by Howard Stephenson
Governor Mike Leavitt met with business and education leaders last week in a series of meetings to encourage formation of an “Employers Education Coalition” which would create solutions to the malaise in Utah public education. The coalition would also focus on what it takes to get Utah’s public and higher education systems to treat employers as customers.
The Governor discussed Utah’s education dilemma: that Utah has high education taxes, but low spending per student. Additionally, it is well known that 100,000 new students are entering the system during the next ten years with no apparent source of funding. The Governor noted that during the past decade, since enrollments have been flat, Utah has been able to nearly double education spending, reduce class sizes from 24 to 20 students per student, implement a nationally recognized accountability system, and increase teacher salaries by 35%.
Leavitt said the coalition would focus on five objectives: 1. Identify the implication of current trends, 2. Assess the financial viability of Utah’s public and higher education systems, 3. Identify objectives that are critical to long-term success, 4. Suggest methods for tracking success, 5. Identify key recommendations.
Fraser Bullock, CFO of the Salt Lake Olympic Committee and chair of the coalition’s steering committee, said that the group would start with a clean slate, without any preconceived notions and would challenge all of the previous data and assumptions. The coalition will consist of a steering committee and a 20 member working group which is expected to include 5 representatives from the education community. Each of several business associations has been invited to furnish one member of the working group.
Staffing for the coalition will be provided by the Utah Foundation. There will be a steering committee chaired by Fraser Bullock, CFO for the Olympics. The steering committee’s membership includes Paul Ross of Alliant Tech, Teresa Beck formerly of American Stores, Fred Lampropoulos founder of Merit Medical, Kelly Matthews Economist for Wells Fargo Bank and Denish Patel.
What Is Needed
More money has always been the historical solution for each new public education crisis. But this time, before any new funding sources are provided, taxpayers must be sure that the new money will not be used to simply continue the current lethargic, unresponsive administration of public education.
Utah taxpayers already pay among the highest taxes in the nation for public education, and I don’t believe they’re willing to pay more until the systemic changes are made to public education. If real improvement is to occur in Utah schools, public education administration must shift from the current monopolistic management style to the type of business management that has made America’s free enterprise system and higher education system the best in the world. We must also finally be willing to subject public education to the power of the marketplace through consumer choice such as tuition tax credits. Additionally, to create responsive education systems, more candidates from the private sector must be elected to state and local school boards.

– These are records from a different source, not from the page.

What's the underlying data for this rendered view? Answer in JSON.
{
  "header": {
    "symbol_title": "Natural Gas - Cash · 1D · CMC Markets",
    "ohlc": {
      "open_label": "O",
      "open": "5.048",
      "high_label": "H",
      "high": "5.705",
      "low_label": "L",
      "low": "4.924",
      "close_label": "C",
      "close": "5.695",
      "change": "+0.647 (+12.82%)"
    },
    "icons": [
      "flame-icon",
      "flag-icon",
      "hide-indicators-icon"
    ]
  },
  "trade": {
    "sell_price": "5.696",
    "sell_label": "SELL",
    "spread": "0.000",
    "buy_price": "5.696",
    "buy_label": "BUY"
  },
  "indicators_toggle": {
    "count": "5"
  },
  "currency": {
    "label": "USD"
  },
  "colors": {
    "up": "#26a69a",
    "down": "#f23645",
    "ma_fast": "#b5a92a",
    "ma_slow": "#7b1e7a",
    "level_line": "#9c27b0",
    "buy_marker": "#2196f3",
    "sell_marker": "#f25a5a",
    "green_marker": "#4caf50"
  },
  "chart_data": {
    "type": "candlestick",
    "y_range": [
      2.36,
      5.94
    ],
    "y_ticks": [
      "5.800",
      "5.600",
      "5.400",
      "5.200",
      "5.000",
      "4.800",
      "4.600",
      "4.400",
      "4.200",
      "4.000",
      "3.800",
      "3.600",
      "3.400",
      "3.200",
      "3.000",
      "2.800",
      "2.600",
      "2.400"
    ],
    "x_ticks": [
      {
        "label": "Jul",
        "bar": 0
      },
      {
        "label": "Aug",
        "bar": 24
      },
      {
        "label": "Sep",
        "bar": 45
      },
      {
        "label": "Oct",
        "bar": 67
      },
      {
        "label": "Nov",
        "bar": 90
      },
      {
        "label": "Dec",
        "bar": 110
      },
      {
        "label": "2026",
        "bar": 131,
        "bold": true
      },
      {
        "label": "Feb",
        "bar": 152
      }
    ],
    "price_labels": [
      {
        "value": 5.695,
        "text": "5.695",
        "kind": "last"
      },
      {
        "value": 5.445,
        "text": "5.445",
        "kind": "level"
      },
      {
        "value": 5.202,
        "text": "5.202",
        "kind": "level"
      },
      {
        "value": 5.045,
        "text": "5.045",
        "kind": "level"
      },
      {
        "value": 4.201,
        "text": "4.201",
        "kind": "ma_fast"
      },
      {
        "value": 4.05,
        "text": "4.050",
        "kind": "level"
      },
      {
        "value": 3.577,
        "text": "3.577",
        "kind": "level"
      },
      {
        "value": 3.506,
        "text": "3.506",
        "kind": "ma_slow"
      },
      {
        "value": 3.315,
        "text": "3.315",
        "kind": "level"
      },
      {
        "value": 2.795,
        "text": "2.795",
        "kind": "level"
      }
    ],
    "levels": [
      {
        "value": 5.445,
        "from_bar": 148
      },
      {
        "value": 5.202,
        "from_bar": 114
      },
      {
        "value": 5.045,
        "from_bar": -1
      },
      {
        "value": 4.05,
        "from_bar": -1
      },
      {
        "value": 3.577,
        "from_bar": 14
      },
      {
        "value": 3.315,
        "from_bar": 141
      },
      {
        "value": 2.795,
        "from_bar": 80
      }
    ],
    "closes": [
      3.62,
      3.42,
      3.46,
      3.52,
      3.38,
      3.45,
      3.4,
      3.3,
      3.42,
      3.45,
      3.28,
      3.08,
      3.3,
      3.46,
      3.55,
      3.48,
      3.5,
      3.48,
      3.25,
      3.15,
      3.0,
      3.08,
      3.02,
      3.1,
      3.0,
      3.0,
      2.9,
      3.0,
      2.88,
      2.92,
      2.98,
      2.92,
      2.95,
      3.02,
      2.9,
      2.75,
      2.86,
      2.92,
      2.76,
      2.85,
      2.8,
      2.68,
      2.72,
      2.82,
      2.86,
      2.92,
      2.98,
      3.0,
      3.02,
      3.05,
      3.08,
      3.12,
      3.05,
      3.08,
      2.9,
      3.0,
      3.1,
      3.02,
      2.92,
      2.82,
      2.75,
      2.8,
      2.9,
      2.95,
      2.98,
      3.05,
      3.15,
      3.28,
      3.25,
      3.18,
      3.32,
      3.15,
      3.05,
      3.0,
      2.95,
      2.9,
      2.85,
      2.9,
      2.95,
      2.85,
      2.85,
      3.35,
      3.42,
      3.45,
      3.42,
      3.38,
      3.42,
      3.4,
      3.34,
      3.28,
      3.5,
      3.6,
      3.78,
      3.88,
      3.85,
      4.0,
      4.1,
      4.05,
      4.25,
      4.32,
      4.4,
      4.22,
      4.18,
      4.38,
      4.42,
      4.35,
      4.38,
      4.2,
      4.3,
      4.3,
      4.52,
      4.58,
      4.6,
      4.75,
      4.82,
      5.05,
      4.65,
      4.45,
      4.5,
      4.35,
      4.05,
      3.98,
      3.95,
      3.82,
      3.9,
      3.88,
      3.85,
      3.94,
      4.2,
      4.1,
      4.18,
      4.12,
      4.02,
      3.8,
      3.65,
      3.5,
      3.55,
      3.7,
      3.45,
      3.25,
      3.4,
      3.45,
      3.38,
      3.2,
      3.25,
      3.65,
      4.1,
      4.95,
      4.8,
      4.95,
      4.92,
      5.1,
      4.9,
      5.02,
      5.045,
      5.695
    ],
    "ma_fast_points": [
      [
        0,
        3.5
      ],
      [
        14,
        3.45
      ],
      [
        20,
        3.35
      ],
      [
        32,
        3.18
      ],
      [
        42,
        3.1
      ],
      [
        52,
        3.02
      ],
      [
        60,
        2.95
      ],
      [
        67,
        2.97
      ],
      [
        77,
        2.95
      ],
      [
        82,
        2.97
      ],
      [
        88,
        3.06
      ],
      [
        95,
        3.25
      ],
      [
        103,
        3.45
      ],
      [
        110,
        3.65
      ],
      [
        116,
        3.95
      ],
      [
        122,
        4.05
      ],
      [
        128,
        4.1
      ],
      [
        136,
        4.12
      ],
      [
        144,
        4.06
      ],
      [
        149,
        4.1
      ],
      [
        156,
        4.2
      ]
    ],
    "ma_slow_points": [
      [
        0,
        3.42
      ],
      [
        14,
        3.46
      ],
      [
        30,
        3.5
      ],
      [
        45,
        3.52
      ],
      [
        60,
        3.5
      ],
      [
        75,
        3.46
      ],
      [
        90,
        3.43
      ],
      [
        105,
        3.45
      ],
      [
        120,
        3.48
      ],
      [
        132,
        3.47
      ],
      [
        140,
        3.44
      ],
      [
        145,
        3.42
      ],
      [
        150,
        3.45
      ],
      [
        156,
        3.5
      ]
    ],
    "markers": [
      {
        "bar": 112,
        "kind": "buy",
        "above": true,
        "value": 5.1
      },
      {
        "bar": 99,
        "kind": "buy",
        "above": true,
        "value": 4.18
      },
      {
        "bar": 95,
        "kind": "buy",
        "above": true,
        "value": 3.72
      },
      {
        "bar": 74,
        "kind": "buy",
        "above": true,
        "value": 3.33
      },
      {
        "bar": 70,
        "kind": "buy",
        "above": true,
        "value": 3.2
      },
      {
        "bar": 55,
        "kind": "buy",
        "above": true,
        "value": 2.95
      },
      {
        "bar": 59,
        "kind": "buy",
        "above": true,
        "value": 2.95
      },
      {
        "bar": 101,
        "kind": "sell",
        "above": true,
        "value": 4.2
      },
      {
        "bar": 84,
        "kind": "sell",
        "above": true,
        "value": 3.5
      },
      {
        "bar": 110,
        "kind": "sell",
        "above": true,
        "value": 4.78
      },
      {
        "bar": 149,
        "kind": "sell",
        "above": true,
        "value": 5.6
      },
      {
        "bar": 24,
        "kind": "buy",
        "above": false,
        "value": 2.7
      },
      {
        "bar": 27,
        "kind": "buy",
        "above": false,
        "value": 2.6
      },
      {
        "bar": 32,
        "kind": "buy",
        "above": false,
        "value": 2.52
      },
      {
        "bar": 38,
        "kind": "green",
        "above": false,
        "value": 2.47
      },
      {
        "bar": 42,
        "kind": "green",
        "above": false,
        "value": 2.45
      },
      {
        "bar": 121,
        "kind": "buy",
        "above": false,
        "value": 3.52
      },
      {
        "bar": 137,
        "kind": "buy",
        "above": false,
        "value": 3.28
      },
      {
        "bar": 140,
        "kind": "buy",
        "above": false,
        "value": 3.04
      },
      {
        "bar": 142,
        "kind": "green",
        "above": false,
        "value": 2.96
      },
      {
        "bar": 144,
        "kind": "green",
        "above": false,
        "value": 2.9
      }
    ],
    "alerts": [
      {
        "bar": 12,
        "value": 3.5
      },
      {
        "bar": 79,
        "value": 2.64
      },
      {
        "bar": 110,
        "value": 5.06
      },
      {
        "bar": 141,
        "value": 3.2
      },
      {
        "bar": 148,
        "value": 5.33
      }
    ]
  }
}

Despite the fact that Utah public education spending per student is less than other states, there are several evidences that existing public school funds are not being used efficiently and that administration of public schools is not customer-oriented:
There have been countless task forces, audits, commissions, and alliances which have not solved our education problems because every solution to date has insulated education administration from the positive effects of competition.
While Utahns generally agree that a well-educated workforce is essential to sustained economic growth and strong families, many recognize that education problems will not be solved by commissions and alliances that simply propose more money and cosmetic changes to a system that has not adequately responded to the increased funding it has received over the years. Meaningful reform is needed and will only be achieved when the public education management approach is changed and accountability is increased through expanded consumer choice.